“I feel like Rodrick Usher has much of the same mindset of Poe. All of these things are happening to him that are just doom and gloom, like in Poe’s life,” he said.

Kralicek gave the senior students four options from which to choose.

“I think they saw an excerpt of it at competitive drama, and they were pretty impressed with it,” he said. “They were just drawn to the concept in general. Kids tend to like dark and gloomy.

Although he has acted on and off for 10 years, Kralicek said his new position has had a bit of a learning curve.

“I’m really tapping into a lot of my students’ expertise,” he said. “I’m pretty knowledgeable (with the) tech side and acting side, but set design was really hard for me. I try to find who’s good at what and get them in. It’s been very much a team process.”

The play itself comes with some challenges.

“What’s kind of challenging with this play is there’s no scene breaks,” Kralicek said. “It’s constant through the whole show. New characters are kind of just brought on by other characters. There’s very slight scene changes. Most of it is just suggestive, not by the play itself, but just kind of how it’s written. It’s been challenging, but at the same time, a little bit freeing to be confined to that one space the whole time.”

Schuetzler thinks Kralicek has been up to the challenge so far.

“I think he’s doing a really good job, actually, especially for his first play. He’s given us all the direction we need, and he’s adapting well to all this new stuff,” he said.

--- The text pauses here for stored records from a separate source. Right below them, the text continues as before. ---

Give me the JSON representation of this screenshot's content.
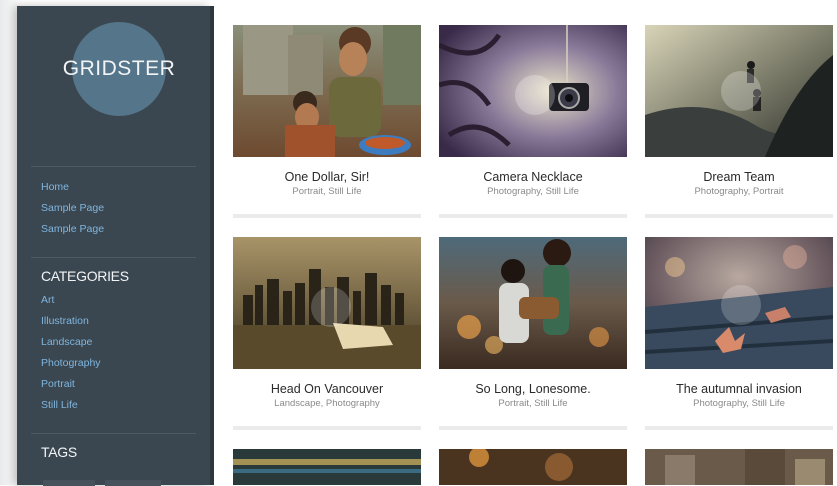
{
  "site": {
    "logo_text": "GRIDSTER"
  },
  "menu": [
    {
      "label": "Home"
    },
    {
      "label": "Sample Page"
    },
    {
      "label": "Sample Page"
    }
  ],
  "categories": {
    "heading": "CATEGORIES",
    "items": [
      {
        "label": "Art"
      },
      {
        "label": "Illustration"
      },
      {
        "label": "Landscape"
      },
      {
        "label": "Photography"
      },
      {
        "label": "Portrait"
      },
      {
        "label": "Still Life"
      }
    ]
  },
  "tags": {
    "heading": "TAGS"
  },
  "posts": [
    {
      "title": "One Dollar, Sir!",
      "categories": "Portrait, Still Life"
    },
    {
      "title": "Camera Necklace",
      "categories": "Photography, Still Life"
    },
    {
      "title": "Dream Team",
      "categories": "Photography, Portrait"
    },
    {
      "title": "Head On Vancouver",
      "categories": "Landscape, Photography"
    },
    {
      "title": "So Long, Lonesome.",
      "categories": "Portrait, Still Life"
    },
    {
      "title": "The autumnal invasion",
      "categories": "Photography, Still Life"
    }
  ],
  "colors": {
    "sidebar_bg": "#3b4750",
    "logo_circle": "#55768a",
    "link": "#7fb5df",
    "heading": "#f2f4f5"
  }
}
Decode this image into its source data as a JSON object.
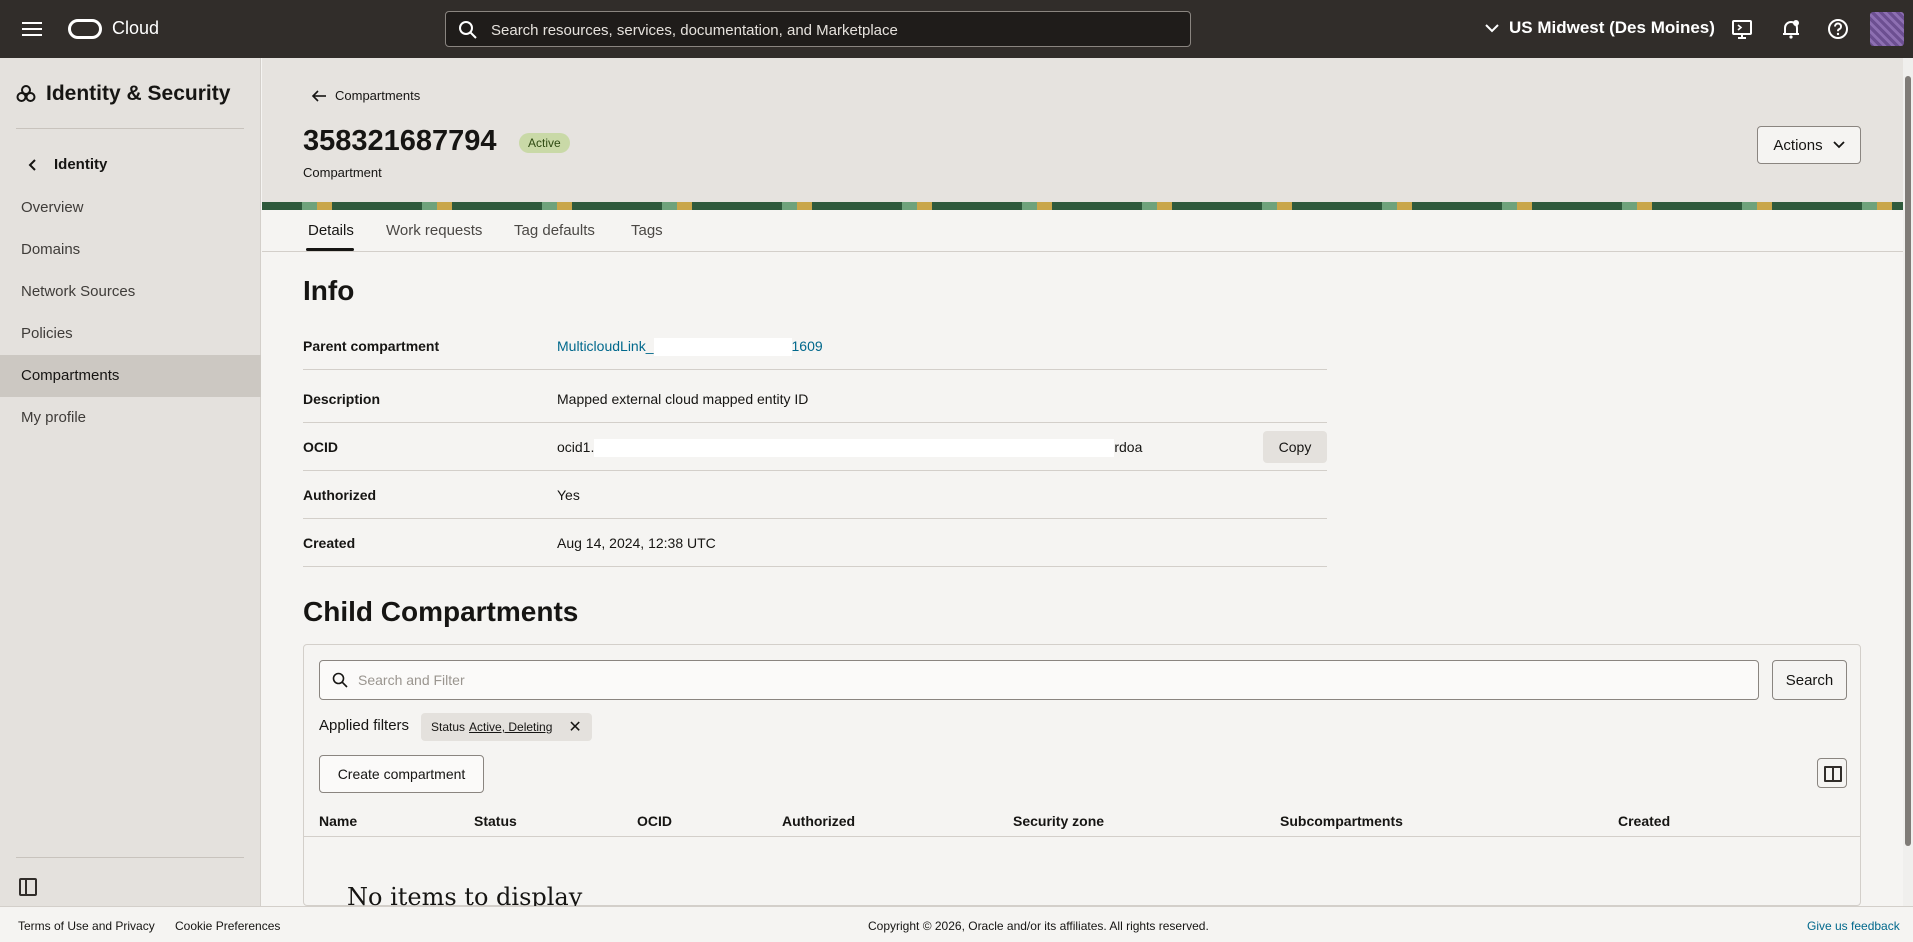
{
  "topbar": {
    "brand": "Cloud",
    "search_placeholder": "Search resources, services, documentation, and Marketplace",
    "region": "US Midwest (Des Moines)"
  },
  "sidebar": {
    "title": "Identity & Security",
    "back_label": "Identity",
    "items": [
      {
        "label": "Overview"
      },
      {
        "label": "Domains"
      },
      {
        "label": "Network Sources"
      },
      {
        "label": "Policies"
      },
      {
        "label": "Compartments",
        "active": true
      },
      {
        "label": "My profile"
      }
    ]
  },
  "header": {
    "breadcrumb": "Compartments",
    "title": "358321687794",
    "status_badge": "Active",
    "subtitle": "Compartment",
    "actions_label": "Actions"
  },
  "tabs": [
    {
      "label": "Details",
      "active": true
    },
    {
      "label": "Work requests"
    },
    {
      "label": "Tag defaults"
    },
    {
      "label": "Tags"
    }
  ],
  "info": {
    "heading": "Info",
    "parent_label": "Parent compartment",
    "parent_prefix": "MulticloudLink_",
    "parent_suffix": "1609",
    "description_label": "Description",
    "description_value": "Mapped external cloud mapped entity ID",
    "ocid_label": "OCID",
    "ocid_prefix": "ocid1.",
    "ocid_suffix": "rdoa",
    "copy_label": "Copy",
    "authorized_label": "Authorized",
    "authorized_value": "Yes",
    "created_label": "Created",
    "created_value": "Aug 14, 2024, 12:38 UTC"
  },
  "child": {
    "heading": "Child Compartments",
    "filter_placeholder": "Search and Filter",
    "search_label": "Search",
    "applied_label": "Applied filters",
    "chip_key": "Status",
    "chip_values": "Active, Deleting",
    "create_label": "Create compartment",
    "columns": [
      "Name",
      "Status",
      "OCID",
      "Authorized",
      "Security zone",
      "Subcompartments",
      "Created"
    ],
    "empty_text": "No items to display"
  },
  "footer": {
    "terms": "Terms of Use and Privacy",
    "cookies": "Cookie Preferences",
    "copyright": "Copyright © 2026, Oracle and/or its affiliates. All rights reserved.",
    "feedback": "Give us feedback"
  }
}
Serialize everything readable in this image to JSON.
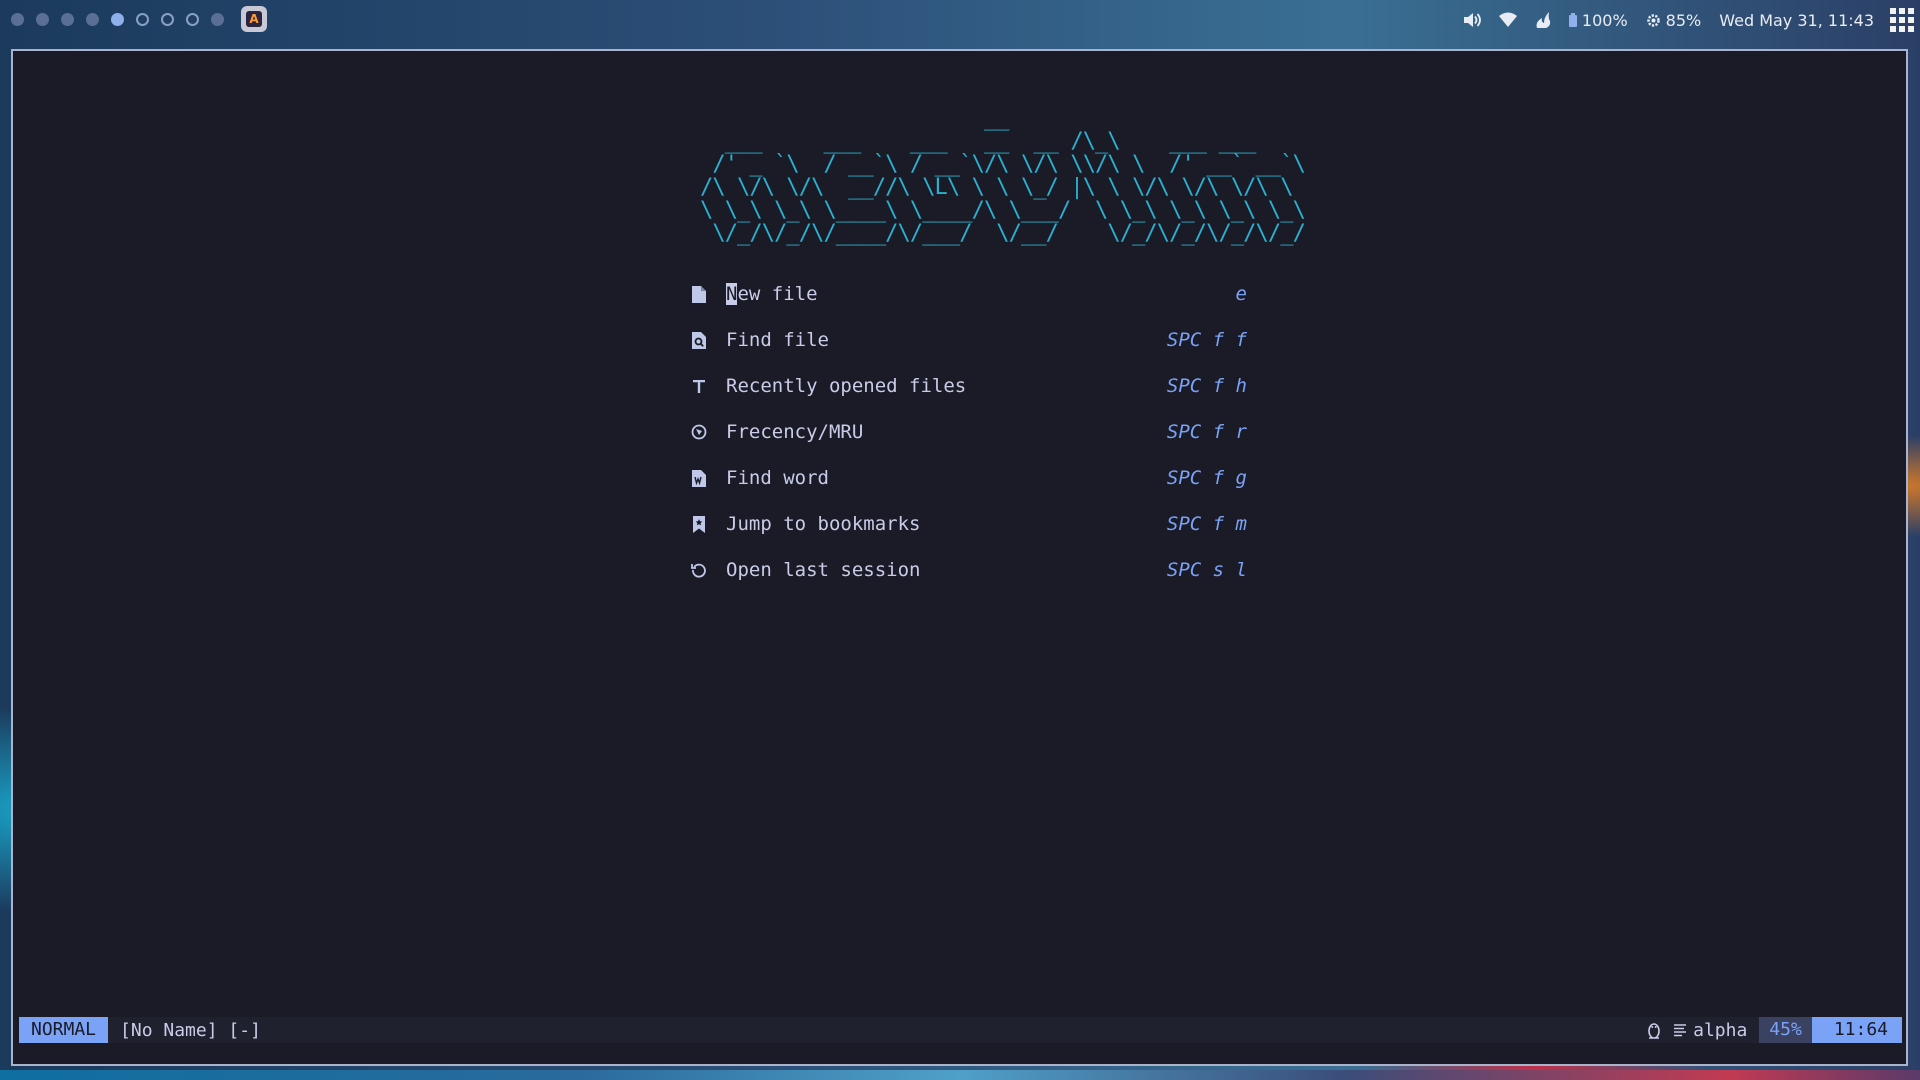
{
  "topbar": {
    "workspaces": [
      "filled",
      "filled",
      "filled",
      "filled",
      "active",
      "empty",
      "empty",
      "empty",
      "filled"
    ],
    "tray": {
      "volume_icon": "speaker-icon",
      "wifi_icon": "wifi-icon",
      "fire_icon": "flame-icon",
      "battery": "100%",
      "brightness": "85%",
      "datetime": "Wed May 31, 11:43"
    },
    "launcher_glyph": "A"
  },
  "dashboard": {
    "ascii_logo": "                       __\n  ___     ___    ___   __  __ /\\_\\    ___ ___\n /' _ `\\  / __`\\ / __`\\/\\ \\/\\ \\\\/\\ \\  /' __` __`\\\n/\\ \\/\\ \\/\\  __//\\ \\L\\ \\ \\ \\_/ |\\ \\ \\/\\ \\/\\ \\/\\ \\\n\\ \\_\\ \\_\\ \\____\\ \\____/\\ \\___/  \\ \\_\\ \\_\\ \\_\\ \\_\\\n \\/_/\\/_/\\/____/\\/___/  \\/__/    \\/_/\\/_/\\/_/\\/_/",
    "buttons": [
      {
        "icon": "file-icon",
        "first": "N",
        "rest": "ew file",
        "key": "e"
      },
      {
        "icon": "file-search-icon",
        "label": "Find file",
        "key": "SPC f f"
      },
      {
        "icon": "text-icon",
        "label": "Recently opened files",
        "key": "SPC f h"
      },
      {
        "icon": "compass-icon",
        "label": "Frecency/MRU",
        "key": "SPC f r"
      },
      {
        "icon": "file-word-icon",
        "label": "Find word",
        "key": "SPC f g"
      },
      {
        "icon": "bookmark-icon",
        "label": "Jump to bookmarks",
        "key": "SPC f m"
      },
      {
        "icon": "history-icon",
        "label": "Open last session",
        "key": "SPC s l"
      }
    ]
  },
  "statusline": {
    "mode": "NORMAL",
    "filename": "[No Name] [-]",
    "os_icon": "linux-tux-icon",
    "filetype_icon": "lines-icon",
    "filetype": "alpha",
    "percent": "45%",
    "position": "11:64"
  },
  "colors": {
    "background": "#1a1b26",
    "accent": "#7aa2f7",
    "logo": "#2ab0d1",
    "text": "#c8cce8"
  }
}
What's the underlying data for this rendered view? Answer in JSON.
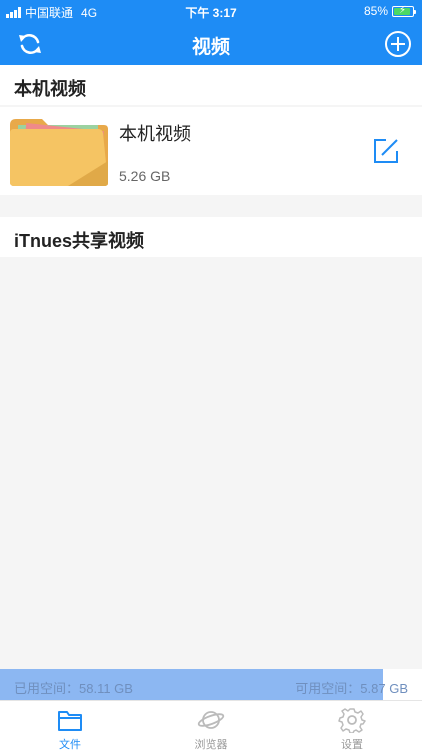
{
  "status_bar": {
    "carrier": "中国联通",
    "network": "4G",
    "time": "下午 3:17",
    "battery": "85%"
  },
  "nav": {
    "title": "视频",
    "left_icon": "refresh-icon",
    "right_icon": "add-circle-icon"
  },
  "local_section": {
    "title": "本机视频",
    "items": [
      {
        "name": "本机视频",
        "size": "5.26 GB",
        "icon": "folder-icon"
      }
    ]
  },
  "itunes_section": {
    "title": "iTnues共享视频"
  },
  "storage": {
    "used_label": "已用空间：58.11 GB",
    "avail_label": "可用空间：5.87 GB",
    "used_fraction": 0.908
  },
  "tabs": [
    {
      "label": "文件",
      "icon": "folder-icon",
      "active": true
    },
    {
      "label": "浏览器",
      "icon": "planet-icon",
      "active": false
    },
    {
      "label": "设置",
      "icon": "gear-icon",
      "active": false
    }
  ],
  "colors": {
    "primary": "#1e8cf5",
    "storage_bar": "#8cb7f2",
    "folder": "#f5c463"
  }
}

The group will perform the play in the school's auditorium on Nov. 22 and 23 at 7 p.m. and Nov. 24 at 2 pm. Admission is $5 for students and $8 for adults. The play is produced by special arrangement with Pioneer Drama Service, Inc. in Denver, Colorado.